What is needed — Reproduce each line of the material precisely.

Supplied information —
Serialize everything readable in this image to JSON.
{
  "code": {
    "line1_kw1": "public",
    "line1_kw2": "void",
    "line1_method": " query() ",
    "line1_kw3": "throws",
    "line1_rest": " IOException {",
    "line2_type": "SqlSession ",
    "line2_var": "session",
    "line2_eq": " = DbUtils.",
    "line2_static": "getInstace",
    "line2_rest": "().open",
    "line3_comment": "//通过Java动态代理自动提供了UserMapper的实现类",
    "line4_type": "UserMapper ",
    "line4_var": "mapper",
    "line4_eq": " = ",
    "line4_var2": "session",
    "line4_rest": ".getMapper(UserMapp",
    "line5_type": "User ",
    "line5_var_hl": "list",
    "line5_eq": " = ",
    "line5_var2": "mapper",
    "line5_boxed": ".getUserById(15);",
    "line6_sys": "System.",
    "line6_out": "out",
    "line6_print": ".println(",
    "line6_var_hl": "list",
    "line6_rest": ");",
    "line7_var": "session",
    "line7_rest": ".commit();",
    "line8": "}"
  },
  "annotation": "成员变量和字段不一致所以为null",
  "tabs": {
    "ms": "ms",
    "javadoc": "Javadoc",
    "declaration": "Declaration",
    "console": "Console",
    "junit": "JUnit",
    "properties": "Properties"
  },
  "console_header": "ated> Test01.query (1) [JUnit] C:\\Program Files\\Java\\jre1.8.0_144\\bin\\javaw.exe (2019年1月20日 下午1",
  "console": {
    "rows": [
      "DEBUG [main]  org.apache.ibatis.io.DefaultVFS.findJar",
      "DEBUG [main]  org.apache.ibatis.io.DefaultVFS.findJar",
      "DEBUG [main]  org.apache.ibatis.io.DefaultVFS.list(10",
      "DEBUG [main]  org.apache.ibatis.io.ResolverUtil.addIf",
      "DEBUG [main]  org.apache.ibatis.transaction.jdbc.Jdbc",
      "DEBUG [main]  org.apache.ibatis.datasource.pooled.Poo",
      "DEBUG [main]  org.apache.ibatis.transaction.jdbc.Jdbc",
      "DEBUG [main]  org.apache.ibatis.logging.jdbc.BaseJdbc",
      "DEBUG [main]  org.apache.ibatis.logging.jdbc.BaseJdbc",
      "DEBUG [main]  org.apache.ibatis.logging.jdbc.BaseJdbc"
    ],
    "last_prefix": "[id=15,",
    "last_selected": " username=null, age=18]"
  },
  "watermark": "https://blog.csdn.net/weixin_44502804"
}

Task output —
Serialize everything readable in this image to JSON.
{
  "code": {
    "line1_kw1": "public",
    "line1_kw2": "void",
    "line1_method": " query() ",
    "line1_kw3": "throws",
    "line1_rest": " IOException {",
    "line2_type": "SqlSession ",
    "line2_var": "session",
    "line2_eq": " = DbUtils.",
    "line2_static": "getInstace",
    "line2_rest": "().open",
    "line3_comment": "//通过Java动态代理自动提供了UserMapper的实现类",
    "line4_type": "UserMapper ",
    "line4_var": "mapper",
    "line4_eq": " = ",
    "line4_var2": "session",
    "line4_rest": ".getMapper(UserMapp",
    "line5_type": "User ",
    "line5_var_hl": "list",
    "line5_eq": " = ",
    "line5_var2": "mapper",
    "line5_boxed": ".getUserById(15);",
    "line6_sys": "System.",
    "line6_out": "out",
    "line6_print": ".println(",
    "line6_var_hl": "list",
    "line6_rest": ");",
    "line7_var": "session",
    "line7_rest": ".commit();",
    "line8": "}"
  },
  "annotation": "成员变量和字段不一致所以为null",
  "tabs": {
    "ms": "ms",
    "javadoc": "Javadoc",
    "declaration": "Declaration",
    "console": "Console",
    "junit": "JUnit",
    "properties": "Properties"
  },
  "console_header": "ated> Test01.query (1) [JUnit] C:\\Program Files\\Java\\jre1.8.0_144\\bin\\javaw.exe (2019年1月20日 下午1",
  "console": {
    "rows": [
      "DEBUG [main]  org.apache.ibatis.io.DefaultVFS.findJar",
      "DEBUG [main]  org.apache.ibatis.io.DefaultVFS.findJar",
      "DEBUG [main]  org.apache.ibatis.io.DefaultVFS.list(10",
      "DEBUG [main]  org.apache.ibatis.io.ResolverUtil.addIf",
      "DEBUG [main]  org.apache.ibatis.transaction.jdbc.Jdbc",
      "DEBUG [main]  org.apache.ibatis.datasource.pooled.Poo",
      "DEBUG [main]  org.apache.ibatis.transaction.jdbc.Jdbc",
      "DEBUG [main]  org.apache.ibatis.logging.jdbc.BaseJdbc",
      "DEBUG [main]  org.apache.ibatis.logging.jdbc.BaseJdbc",
      "DEBUG [main]  org.apache.ibatis.logging.jdbc.BaseJdbc"
    ],
    "last_prefix": "[id=15,",
    "last_selected": " username=null, age=18]"
  },
  "watermark": "https://blog.csdn.net/weixin_44502804"
}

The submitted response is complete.